The batteries that make electric vehicles run clean have a challenge of their own. Mining and producing the lithium for the batteries have an emissions footprint that needs to be cleaned up.
The issue has come up because Germany has discovered enough lithium in the Rhine River Valley to power 400 million electric vehicles. “The Upper-Rhine Valley in the Black Forest area of southern Germany sits in an area about 186 miles long and as many as 40 kilometers wide. The lithium is in a molten state and is trapped inside underground springs of boiling water thousands of meters below the Rhine River. If the estimates of the size of the lithium deposit are accurate, it would be one of the world’s biggest deposits.” (Source)
Here’s the headline: Lithium Batteries’ Dirty Secret: Manufacturing Them Leaves Massive Carbon Footprint “Once in operation, electric cars certainly reduce your carbon footprint, but making the lithium-ion batteries could emit 74% more CO2 than for conventional cars. …Just to build each car battery—weighing upwards of 500 kilograms (1,100 pounds) in size for sport-utility vehicles—would emit up to 74% more C02 than producing an efficient conventional car if it’s made in a factory powered by fossil fuels in a place like Germany.”
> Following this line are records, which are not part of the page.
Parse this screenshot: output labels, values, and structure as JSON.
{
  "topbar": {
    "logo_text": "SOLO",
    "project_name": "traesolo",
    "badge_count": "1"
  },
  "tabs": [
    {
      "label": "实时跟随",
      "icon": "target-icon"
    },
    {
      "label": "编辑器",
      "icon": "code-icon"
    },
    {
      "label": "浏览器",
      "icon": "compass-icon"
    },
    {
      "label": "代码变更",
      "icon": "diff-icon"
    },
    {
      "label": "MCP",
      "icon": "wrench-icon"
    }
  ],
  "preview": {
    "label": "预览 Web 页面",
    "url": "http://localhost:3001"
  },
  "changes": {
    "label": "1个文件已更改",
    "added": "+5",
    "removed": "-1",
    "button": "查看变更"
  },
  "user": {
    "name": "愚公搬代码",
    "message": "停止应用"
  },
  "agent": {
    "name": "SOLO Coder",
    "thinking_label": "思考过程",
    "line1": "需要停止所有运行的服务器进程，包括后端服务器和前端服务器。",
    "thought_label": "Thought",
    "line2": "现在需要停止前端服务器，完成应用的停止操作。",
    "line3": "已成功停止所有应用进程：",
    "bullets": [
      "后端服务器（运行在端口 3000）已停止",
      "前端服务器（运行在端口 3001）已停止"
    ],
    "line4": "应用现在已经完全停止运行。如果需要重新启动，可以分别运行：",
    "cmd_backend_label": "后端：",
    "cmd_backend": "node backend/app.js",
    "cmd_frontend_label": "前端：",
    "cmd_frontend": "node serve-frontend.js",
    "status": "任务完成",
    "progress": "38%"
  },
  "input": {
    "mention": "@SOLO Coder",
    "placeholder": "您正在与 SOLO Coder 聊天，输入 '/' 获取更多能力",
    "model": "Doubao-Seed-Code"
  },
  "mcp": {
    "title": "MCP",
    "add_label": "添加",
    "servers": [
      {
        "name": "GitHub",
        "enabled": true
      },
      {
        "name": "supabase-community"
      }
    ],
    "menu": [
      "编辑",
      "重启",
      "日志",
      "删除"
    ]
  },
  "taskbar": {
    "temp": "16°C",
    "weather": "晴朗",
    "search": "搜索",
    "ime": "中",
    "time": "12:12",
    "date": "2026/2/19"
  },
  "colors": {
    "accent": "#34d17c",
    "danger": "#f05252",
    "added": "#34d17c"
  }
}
Novel techniques to bring up the deposits are underway. “German-Australian start-up Vulcan Energy Resources says it can deliver carbon-neutral lithium, based on extraction using geothermal energy harnessed by up to five power stations it plans to construct. German utility EnBW already has geothermal power stations and is exploring whether lithium can be a profitable by-product.” (Source)
Analysis of the entire carbon footprint for the car-making process is positive. That’s the start of changing the process for the better. More products will be doing this kind of analysis.
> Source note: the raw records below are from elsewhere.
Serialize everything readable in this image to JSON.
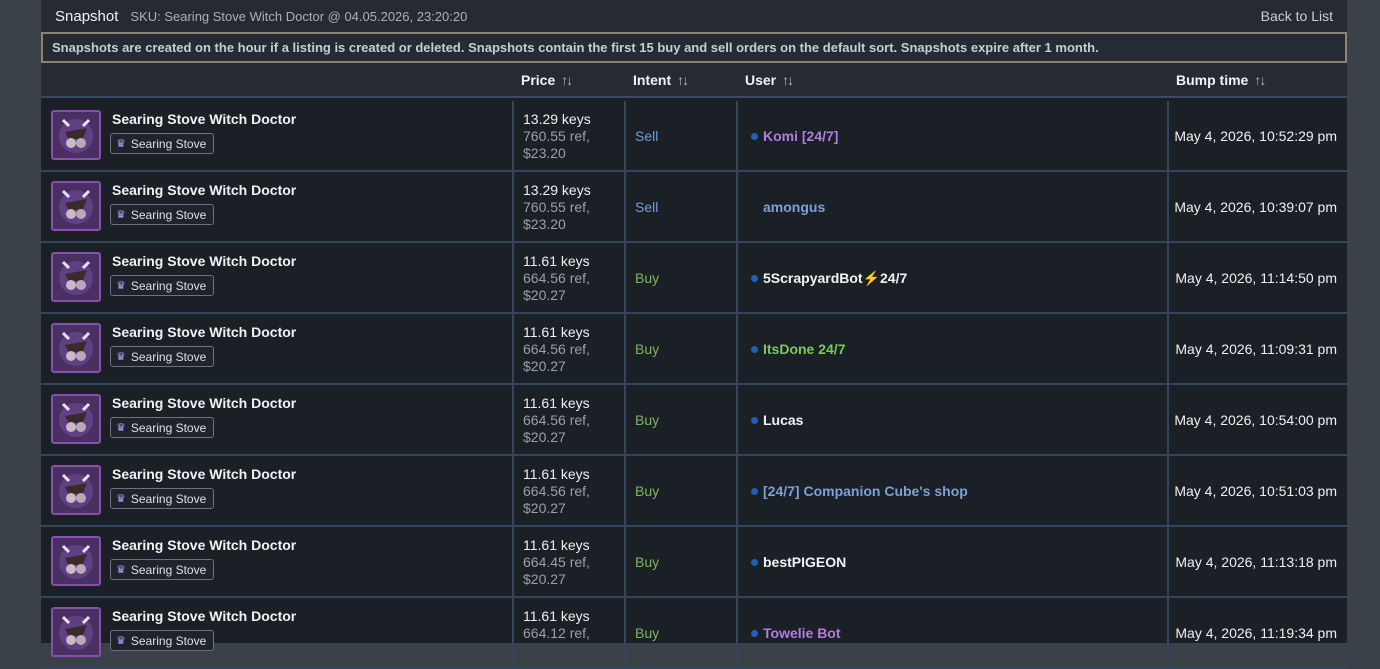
{
  "header": {
    "title": "Snapshot",
    "sku": "SKU: Searing Stove Witch Doctor @ 04.05.2026, 23:20:20",
    "back_link": "Back to List"
  },
  "notice": "Snapshots are created on the hour if a listing is created or deleted. Snapshots contain the first 15 buy and sell orders on the default sort. Snapshots expire after 1 month.",
  "columns": {
    "price": "Price",
    "intent": "Intent",
    "user": "User",
    "bump": "Bump time",
    "sort_icon": "sort-arrows-icon"
  },
  "colors": {
    "sell": "#6fa0d8",
    "buy": "#7bb661",
    "user_purple": "#b57be0",
    "user_green": "#7bc95e",
    "user_blue": "#7aa2d6",
    "user_white": "#f2f2f2",
    "icon_border": "#8650ac"
  },
  "rows": [
    {
      "item": "Searing Stove Witch Doctor",
      "effect": "Searing Stove",
      "keys": "13.29 keys",
      "ref": "760.55 ref,",
      "usd": "$23.20",
      "intent": "Sell",
      "user": "Komi [24/7]",
      "user_color": "purple",
      "dot": true,
      "bump": "May 4, 2026, 10:52:29 pm"
    },
    {
      "item": "Searing Stove Witch Doctor",
      "effect": "Searing Stove",
      "keys": "13.29 keys",
      "ref": "760.55 ref,",
      "usd": "$23.20",
      "intent": "Sell",
      "user": "amongus",
      "user_color": "blue",
      "dot": false,
      "bump": "May 4, 2026, 10:39:07 pm"
    },
    {
      "item": "Searing Stove Witch Doctor",
      "effect": "Searing Stove",
      "keys": "11.61 keys",
      "ref": "664.56 ref,",
      "usd": "$20.27",
      "intent": "Buy",
      "user": "5ScrapyardBot⚡24/7",
      "user_color": "white",
      "dot": true,
      "bump": "May 4, 2026, 11:14:50 pm"
    },
    {
      "item": "Searing Stove Witch Doctor",
      "effect": "Searing Stove",
      "keys": "11.61 keys",
      "ref": "664.56 ref,",
      "usd": "$20.27",
      "intent": "Buy",
      "user": "ItsDone 24/7",
      "user_color": "green",
      "dot": true,
      "bump": "May 4, 2026, 11:09:31 pm"
    },
    {
      "item": "Searing Stove Witch Doctor",
      "effect": "Searing Stove",
      "keys": "11.61 keys",
      "ref": "664.56 ref,",
      "usd": "$20.27",
      "intent": "Buy",
      "user": "Lucas",
      "user_color": "white",
      "dot": true,
      "bump": "May 4, 2026, 10:54:00 pm"
    },
    {
      "item": "Searing Stove Witch Doctor",
      "effect": "Searing Stove",
      "keys": "11.61 keys",
      "ref": "664.56 ref,",
      "usd": "$20.27",
      "intent": "Buy",
      "user": "[24/7] Companion Cube's shop",
      "user_color": "blue",
      "dot": true,
      "bump": "May 4, 2026, 10:51:03 pm"
    },
    {
      "item": "Searing Stove Witch Doctor",
      "effect": "Searing Stove",
      "keys": "11.61 keys",
      "ref": "664.45 ref,",
      "usd": "$20.27",
      "intent": "Buy",
      "user": "bestPIGEON",
      "user_color": "white",
      "dot": true,
      "bump": "May 4, 2026, 11:13:18 pm"
    },
    {
      "item": "Searing Stove Witch Doctor",
      "effect": "Searing Stove",
      "keys": "11.61 keys",
      "ref": "664.12 ref,",
      "usd": "",
      "intent": "Buy",
      "user": "Towelie Bot",
      "user_color": "purple",
      "dot": true,
      "bump": "May 4, 2026, 11:19:34 pm"
    }
  ]
}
The lithium challenge illustrates something we have said before – no material or system is without its concerns, and those must be addressed to continuously improve our environment and energy system.